After an illustrious, decades-long career, and with countless stories told, Swiss photojournalist and Magnum member Rene Burri passed away on October 20. He was eighty-one years old.
Burri was well traveled and had a compassionate and humanistic eye. He photographed many of the twentieth century’s key events, from the Berlin Wall crisis and the Vietnam War to the protests in Tiananmen Square as well as many of its political and cultural figures, from Pablo Picasso and Alberto Giacometti to Che Guevara and Dr. Martin Luther King, Jr. Yet, for decades, it was often in the lives and moments outside of the world’s spotlight that Burri really shined. He made pictures in Japanese Zen gardens and in Native American trading posts. He photographed school children in Munich, street life in Havana, and segregation in South Africa. He documented American GIs in brothels in Vietnam, kids playing in the streets of Beirut, pretty women in Rome, and rising skyscrapers in Brazil. Further on, in France, Spain, Mexico, Egypt, Liberia, Argentina, and even here in Rochester, New York, Rene Burri pursued his insatiable worldly curiosities with indomitable conviction, all while donning his trademark scarf and fedora.
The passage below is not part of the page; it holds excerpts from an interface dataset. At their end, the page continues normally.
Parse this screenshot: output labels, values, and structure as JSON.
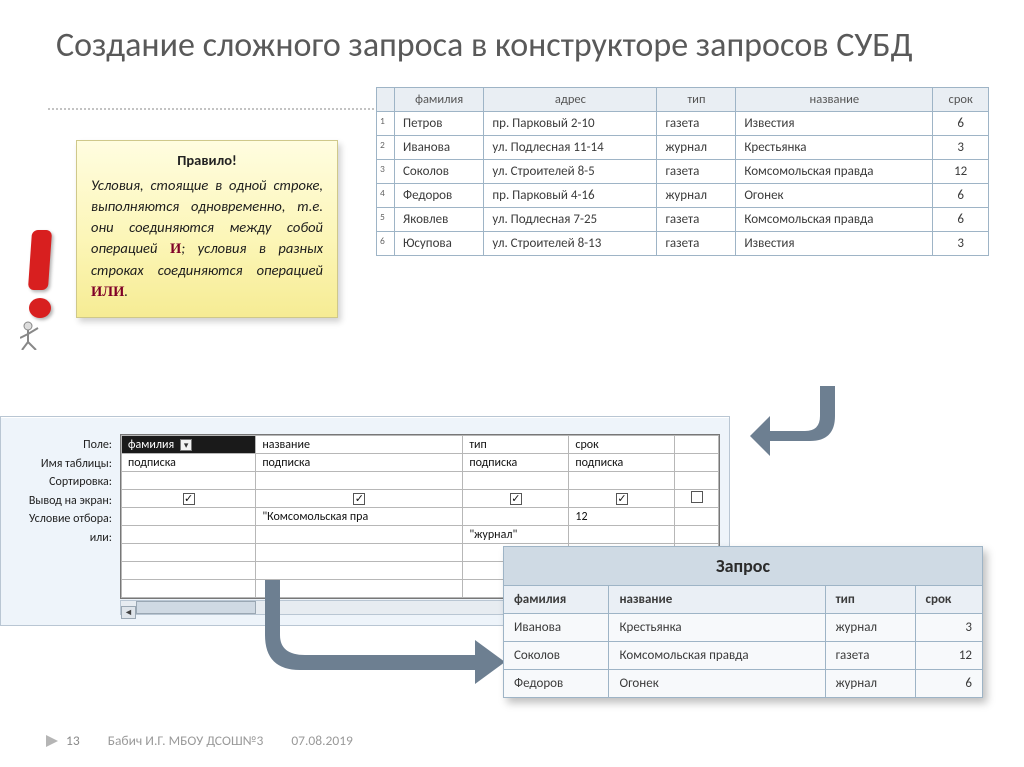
{
  "title": "Создание сложного запроса в конструкторе запросов СУБД",
  "rule": {
    "heading": "Правило!",
    "body_before": "Условия, стоящие в одной строке, выполняются одновременно, т.е. они соединяются между собой операцией ",
    "and": "И",
    "body_mid": "; условия в разных строках соединяются операцией ",
    "or": "ИЛИ",
    "body_after": "."
  },
  "table": {
    "headers": [
      "фамилия",
      "адрес",
      "тип",
      "название",
      "срок"
    ],
    "rows": [
      {
        "n": "1",
        "cells": [
          "Петров",
          "пр. Парковый 2-10",
          "газета",
          "Известия",
          "6"
        ]
      },
      {
        "n": "2",
        "cells": [
          "Иванова",
          "ул. Подлесная 11-14",
          "журнал",
          "Крестьянка",
          "3"
        ]
      },
      {
        "n": "3",
        "cells": [
          "Соколов",
          "ул. Строителей 8-5",
          "газета",
          "Комсомольская правда",
          "12"
        ]
      },
      {
        "n": "4",
        "cells": [
          "Федоров",
          "пр. Парковый 4-16",
          "журнал",
          "Огонек",
          "6"
        ]
      },
      {
        "n": "5",
        "cells": [
          "Яковлев",
          "ул. Подлесная 7-25",
          "газета",
          "Комсомольская правда",
          "6"
        ]
      },
      {
        "n": "6",
        "cells": [
          "Юсупова",
          "ул. Строителей 8-13",
          "газета",
          "Известия",
          "3"
        ]
      }
    ]
  },
  "designer": {
    "labels": [
      "Поле:",
      "Имя таблицы:",
      "Сортировка:",
      "Вывод на экран:",
      "Условие отбора:",
      "или:"
    ],
    "cols": [
      {
        "field": "фамилия",
        "table": "подписка",
        "show": true,
        "crit": "",
        "or": ""
      },
      {
        "field": "название",
        "table": "подписка",
        "show": true,
        "crit": "\"Комсомольская пра",
        "or": ""
      },
      {
        "field": "тип",
        "table": "подписка",
        "show": true,
        "crit": "",
        "or": "\"журнал\""
      },
      {
        "field": "срок",
        "table": "подписка",
        "show": true,
        "crit": "12",
        "or": ""
      }
    ]
  },
  "result": {
    "caption": "Запрос",
    "headers": [
      "фамилия",
      "название",
      "тип",
      "срок"
    ],
    "rows": [
      [
        "Иванова",
        "Крестьянка",
        "журнал",
        "3"
      ],
      [
        "Соколов",
        "Комсомольская правда",
        "газета",
        "12"
      ],
      [
        "Федоров",
        "Огонек",
        "журнал",
        "6"
      ]
    ]
  },
  "footer": {
    "page": "13",
    "author": "Бабич И.Г. МБОУ ДСОШ№3",
    "date": "07.08.2019"
  }
}
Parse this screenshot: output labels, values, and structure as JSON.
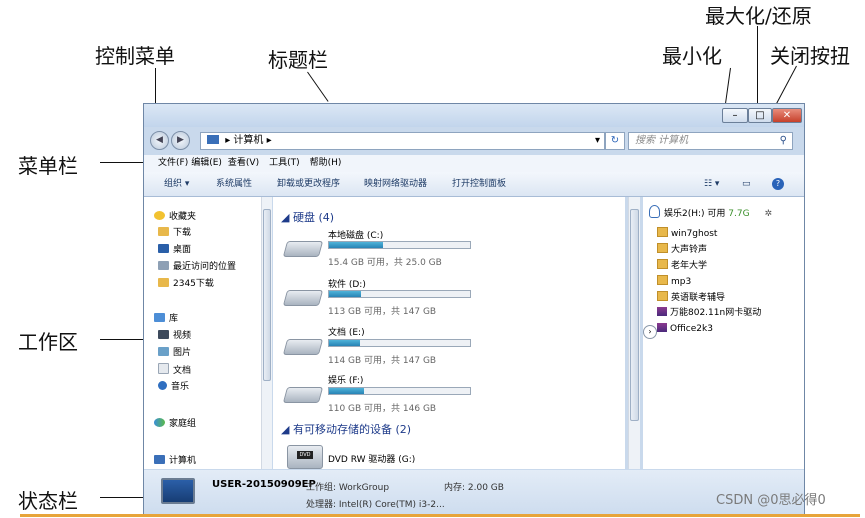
{
  "callouts": {
    "control_menu": "控制菜单",
    "title_bar": "标题栏",
    "maximize_restore": "最大化/还原",
    "minimize": "最小化",
    "close_button": "关闭按扭",
    "menu_bar": "菜单栏",
    "work_area": "工作区",
    "status_bar": "状态栏"
  },
  "address": {
    "path": "▸ 计算机 ▸",
    "search_placeholder": "搜索 计算机"
  },
  "menu": [
    "文件(F)",
    "编辑(E)",
    "查看(V)",
    "工具(T)",
    "帮助(H)"
  ],
  "toolbar": [
    "组织 ▾",
    "系统属性",
    "卸载或更改程序",
    "映射网络驱动器",
    "打开控制面板"
  ],
  "nav": {
    "favorites": "收藏夹",
    "downloads": "下载",
    "desktop": "桌面",
    "recent": "最近访问的位置",
    "dl2345": "2345下载",
    "libraries": "库",
    "videos": "视频",
    "pictures": "图片",
    "documents": "文档",
    "music": "音乐",
    "homegroup": "家庭组",
    "computer": "计算机"
  },
  "main": {
    "hdd_group": "◢ 硬盘 (4)",
    "drives": [
      {
        "name": "本地磁盘 (C:)",
        "info": "15.4 GB 可用，共 25.0 GB",
        "used": 0.38
      },
      {
        "name": "软件 (D:)",
        "info": "113 GB 可用，共 147 GB",
        "used": 0.23
      },
      {
        "name": "文档 (E:)",
        "info": "114 GB 可用，共 147 GB",
        "used": 0.22
      },
      {
        "name": "娱乐 (F:)",
        "info": "110 GB 可用，共 146 GB",
        "used": 0.25
      }
    ],
    "removable_group": "◢ 有可移动存储的设备 (2)",
    "dvd": "DVD RW 驱动器 (G:)",
    "dvd_badge": "DVD"
  },
  "preview": {
    "drive_label": "娱乐2(H:) 可用",
    "drive_free": "7.7G",
    "files": [
      "win7ghost",
      "大声铃声",
      "老年大学",
      "mp3",
      "英语联考辅导",
      "万能802.11n网卡驱动",
      "Office2k3"
    ]
  },
  "status": {
    "computer_name": "USER-20150909EP",
    "workgroup": "工作组: WorkGroup",
    "memory": "内存: 2.00 GB",
    "processor": "处理器: Intel(R) Core(TM) i3-2..."
  },
  "watermark": "CSDN @0思必得0",
  "colors": {
    "accent": "#2783b5",
    "window_chrome": "#c9d9ec",
    "close_red": "#c6402b"
  }
}
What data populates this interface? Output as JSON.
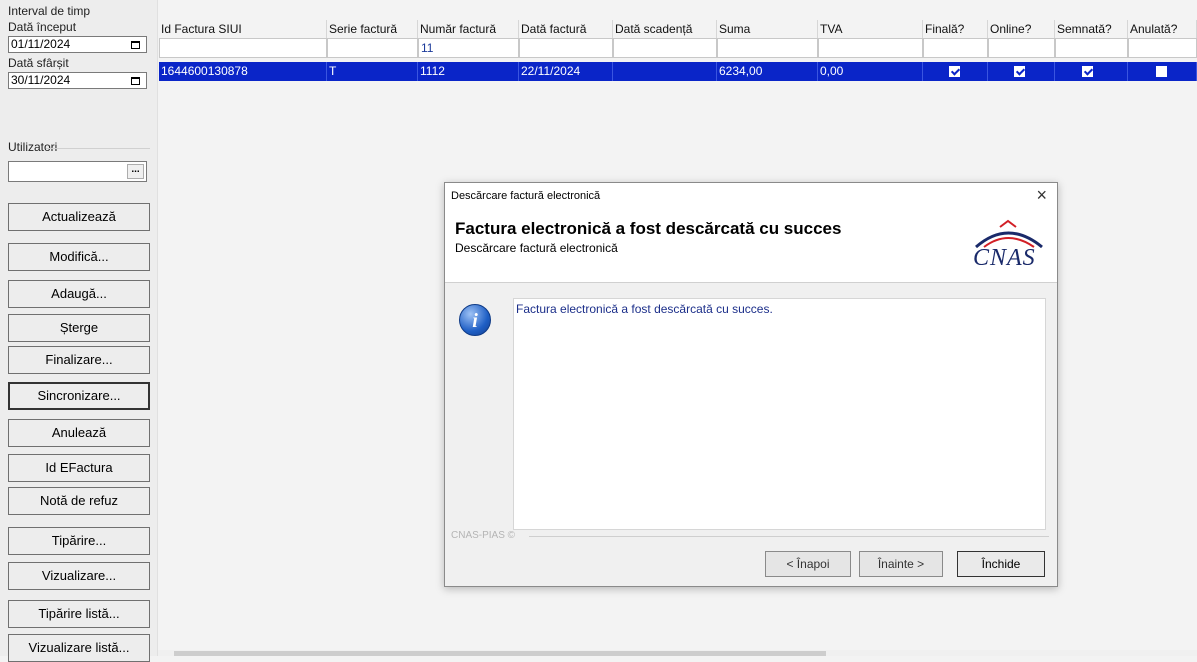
{
  "left_panel": {
    "interval_label": "Interval de timp",
    "start_label": "Dată început",
    "start_value": "01/11/2024",
    "end_label": "Dată sfârșit",
    "end_value": "30/11/2024",
    "users_label": "Utilizatori",
    "users_value": "",
    "users_browse": "...",
    "buttons": [
      "Actualizează",
      "Modifică...",
      "Adaugă...",
      "Șterge",
      "Finalizare...",
      "Sincronizare...",
      "Anulează",
      "Id EFactura",
      "Notă de refuz",
      "Tipărire...",
      "Vizualizare...",
      "Tipărire listă...",
      "Vizualizare listă..."
    ]
  },
  "grid": {
    "columns": [
      "Id Factura SIUI",
      "Serie factură",
      "Număr factură",
      "Dată factură",
      "Dată scadență",
      "Suma",
      "TVA",
      "Finală?",
      "Online?",
      "Semnată?",
      "Anulată?"
    ],
    "filters": [
      "",
      "",
      "11",
      "",
      "",
      "",
      "",
      "",
      "",
      "",
      ""
    ],
    "rows": [
      {
        "id": "1644600130878",
        "serie": "T",
        "numar": "1112",
        "data": "22/11/2024",
        "scadenta": "",
        "suma": "6234,00",
        "tva": "0,00",
        "finala": true,
        "online": true,
        "semnata": true,
        "anulata": false
      }
    ]
  },
  "dialog": {
    "title": "Descărcare factură electronică",
    "close": "×",
    "heading": "Factura electronică a fost descărcată cu succes",
    "subheading": "Descărcare factură electronică",
    "logo_text": "CNAS",
    "message": "Factura electronică a fost descărcată cu succes.",
    "footer": "CNAS-PIAS ©",
    "btn_back": "< Înapoi",
    "btn_next": "Înainte >",
    "btn_close": "Închide"
  },
  "colors": {
    "selection": "#0a25c8",
    "message_text": "#1c2f8a"
  }
}
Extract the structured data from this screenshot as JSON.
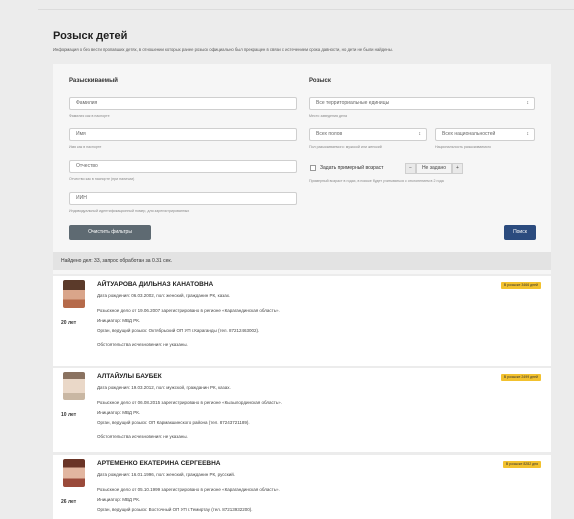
{
  "title": "Розыск детей",
  "subtitle": "Информация о без вести пропавших детях, в отношении которых ранее розыск официально был прекращен в связи с истечением срока давности, но дети не были найдены.",
  "filters": {
    "wanted_heading": "Разыскиваемый",
    "search_heading": "Розыск",
    "surname_placeholder": "Фамилия",
    "surname_hint": "Фамилия как в паспорте",
    "name_placeholder": "Имя",
    "name_hint": "Имя как в паспорте",
    "patronymic_placeholder": "Отчество",
    "patronymic_hint": "Отчество как в паспорте (при наличии)",
    "iin_placeholder": "ИИН",
    "iin_hint": "Индивидуальный идентификационный номер, для зарегистрированных",
    "region_value": "Все территориальные единицы",
    "region_hint": "Место заведения дела",
    "gender_value": "Всех полов",
    "gender_hint": "Пол разыскиваемого: мужской или женский",
    "nationality_value": "Всех национальностей",
    "nationality_hint": "Национальность разыскиваемого",
    "age_checkbox_label": "Задать примерный возраст",
    "age_minus": "−",
    "age_value": "Не задано",
    "age_plus": "+",
    "age_hint": "Примерный возраст в годах, в поиске будет учитываться с отклонением в 2 года",
    "clear_label": "Очистить фильтры",
    "search_label": "Поиск"
  },
  "found_text": "Найдено дел: 33, запрос обработан за 0.31 сек.",
  "records": [
    {
      "name": "АЙТУАРОВА ДИЛЬНАЗ КАНАТОВНА",
      "badge": "В розыске 3466 дней",
      "age": "20 лет",
      "born": "Дата рождения: 06.03.2002, пол: женский, гражданин РК, казах.",
      "case": "Розыскное дело от 19.06.2007 зарегистрировано в регионе «Карагандинская область».",
      "initiator": "Инициатор: МВД РК.",
      "agency": "Орган, ведущий розыск: Октябрьский ОП УП г.Караганды (тел. 87212463002).",
      "circumstances": "Обстоятельства исчезновения: не указаны.",
      "photo_color": "#b56a4a"
    },
    {
      "name": "АЛТАЙУЛЫ БАУБЕК",
      "badge": "В розыске 2499 дней",
      "age": "10 лет",
      "born": "Дата рождения: 19.03.2012, пол: мужской, гражданин РК, казах.",
      "case": "Розыскное дело от 06.08.2015 зарегистрировано в регионе «Кызылординская область».",
      "initiator": "Инициатор: МВД РК.",
      "agency": "Орган, ведущий розыск: ОП Кармакшинского района (тел. 87243721189).",
      "circumstances": "Обстоятельства исчезновения: не указаны.",
      "photo_color": "#c9b7a3"
    },
    {
      "name": "АРТЕМЕНКО ЕКАТЕРИНА СЕРГЕЕВНА",
      "badge": "В розыске 8282 дня",
      "age": "26 лет",
      "born": "Дата рождения: 16.01.1996, пол: женский, гражданин РК, русский.",
      "case": "Розыскное дело от 05.10.1999 зарегистрировано в регионе «Карагандинская область».",
      "initiator": "Инициатор: МВД РК.",
      "agency": "Орган, ведущий розыск: Восточный ОП УП г.Темиртау (тел. 87213932200).",
      "circumstances": "",
      "photo_color": "#9a4a3a"
    }
  ]
}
In a sense, Burri was Magnum’s photographer quite literally—as for over thirty years he was the man behind the camera of Magnum’s Annual General Meeting group pictures. It was he who made the picture of the whole stable of the co-op’s photographers year after year, and in so doing, essentially played the role of family patriarch for three decades.
Looking back at Burri’s long career, it is not difficult to understand why he came to be seen with such reverence by his peers. In a recent email, fellow Magnum member Martin Parr offered his thoughts: “We all loved Rene, for his stories, his good humour and of course his annual portrait, which became a real tradition, and one we all looked forward to.”
Gregory Eddi Jones is an artist, writer, and publisher based in Rochester, NY